- **TASK DIRECTIONS**
Your copy of the entries must be exact, and it must not include the pictures.

--- SOURCE INFORMATION ---

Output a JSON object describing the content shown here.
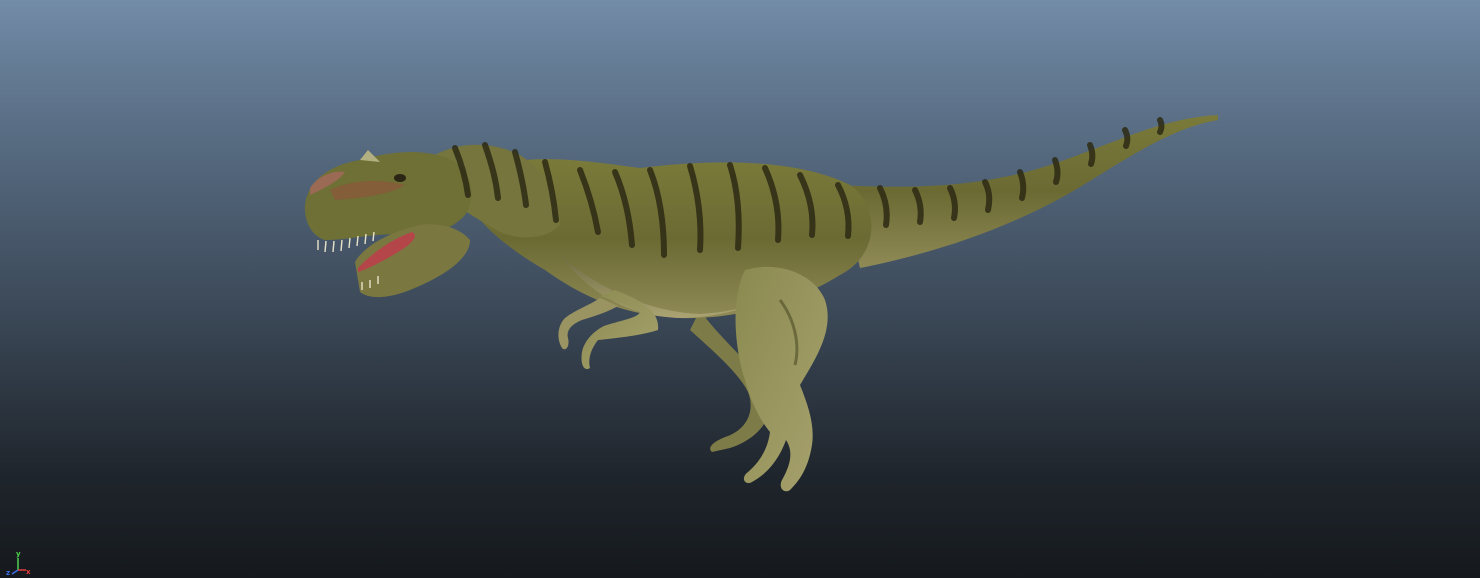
{
  "viewport": {
    "background_top": "#728ba7",
    "background_bottom": "#15191d",
    "model": "dinosaur-model"
  },
  "axis_gizmo": {
    "x_label": "x",
    "y_label": "y",
    "z_label": "z",
    "x_color": "#e83a3a",
    "y_color": "#4ed14e",
    "z_color": "#3a6ee8"
  }
}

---

- **RESULT OF THIS EXERCISE**
Output a JSON object describing the content shown here.
{
  "viewport": {
    "background_top": "#728ba7",
    "background_bottom": "#15191d",
    "model": "dinosaur-model"
  },
  "axis_gizmo": {
    "x_label": "x",
    "y_label": "y",
    "z_label": "z",
    "x_color": "#e83a3a",
    "y_color": "#4ed14e",
    "z_color": "#3a6ee8"
  }
}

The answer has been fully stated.